- United Methodist Church Collection - The United Methodist Church Collection is organized into six record series: Church Agencies, United Methodist Women Louisiana Conference, Central Jurisdiction, Photographs, Miscellaneous Material and Serials. Although the collection is comprehensive in scope, the bulk of the collection consists of the following subjects: African American Methodists, women Methodists and the Louisiana Conference of the United Methodist Church.
The library Learning Commons is learning centered and offers many services. Located on the first floor, the Learning Commons has computer workstations as well as a variety of research and instructional services, which include:
- Simply to Go Café - Offers quick-and-casual dining for students on the go. The café offers a variety of sandwiches, salads and wraps along with a coffee and pastry station. It is located inside the library’s Casual Reading Room.
- The American Jewish Committee Distance Learning Center - With a seating capacity of 40, the room is located on the second floor and is used for a variety of instructional and campus-based activities: small presentations, webinars, videoconferences, meetings and workshops.
- Group and Individuals Study Rooms - Located on the first and second floors and are provided for groups engaged in study.
- Information Literacy (IL) Instruction - A core initiative that provides instruction in locating, evaluating, and using resources. Information Literacy is provided through formal classroom lectures, as well as individualized instruction. Electronic and printed guides, pathfinders and bibliographies are made available to patrons upon request.
- LALINC Cards - Established by the LOUIS Consortia, are courtesy cards extended to faculty and staff which allows borrowing privileges from other consortia institutions.
- Library Technology - Electronic library resources are available from campus as well as from remote locations and may be accessed from the library website at www.dillard.edu. In addition to the Online Public Access Catalog (OPAC), other electronic resources include indices, abstracts, full-text articles and journals, and online books. These resources are made available through the LOUIS consortia, which includes EBSCOHost, JSTOR and ProQuest electronic databases.

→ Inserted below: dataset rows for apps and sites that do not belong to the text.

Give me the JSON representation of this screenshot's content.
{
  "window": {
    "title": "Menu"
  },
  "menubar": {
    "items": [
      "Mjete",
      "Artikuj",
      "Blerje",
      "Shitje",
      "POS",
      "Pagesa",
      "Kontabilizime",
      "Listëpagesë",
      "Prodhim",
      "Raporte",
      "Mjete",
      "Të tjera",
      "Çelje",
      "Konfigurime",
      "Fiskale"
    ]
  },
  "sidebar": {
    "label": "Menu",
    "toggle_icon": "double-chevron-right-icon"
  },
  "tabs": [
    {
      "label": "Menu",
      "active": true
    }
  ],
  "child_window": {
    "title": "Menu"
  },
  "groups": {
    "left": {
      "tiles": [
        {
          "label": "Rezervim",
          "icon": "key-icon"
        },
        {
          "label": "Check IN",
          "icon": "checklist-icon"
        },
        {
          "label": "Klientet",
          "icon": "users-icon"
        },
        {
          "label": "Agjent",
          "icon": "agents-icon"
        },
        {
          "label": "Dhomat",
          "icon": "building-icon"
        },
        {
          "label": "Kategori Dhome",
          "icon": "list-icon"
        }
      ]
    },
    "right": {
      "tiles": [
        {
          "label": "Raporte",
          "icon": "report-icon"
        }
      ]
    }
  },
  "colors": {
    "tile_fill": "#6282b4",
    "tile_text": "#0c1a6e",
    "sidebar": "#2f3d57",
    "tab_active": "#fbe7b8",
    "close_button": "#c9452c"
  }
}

- Photocopying and Printing Services - There is one photo copier for student use on the first floor of the library. All printouts from computers are routed to the front circulation desk for a minimal fee.
- Reference and Research Assistance - Librarians are available to assist patrons locate, select and interpret the appropriate information and resources.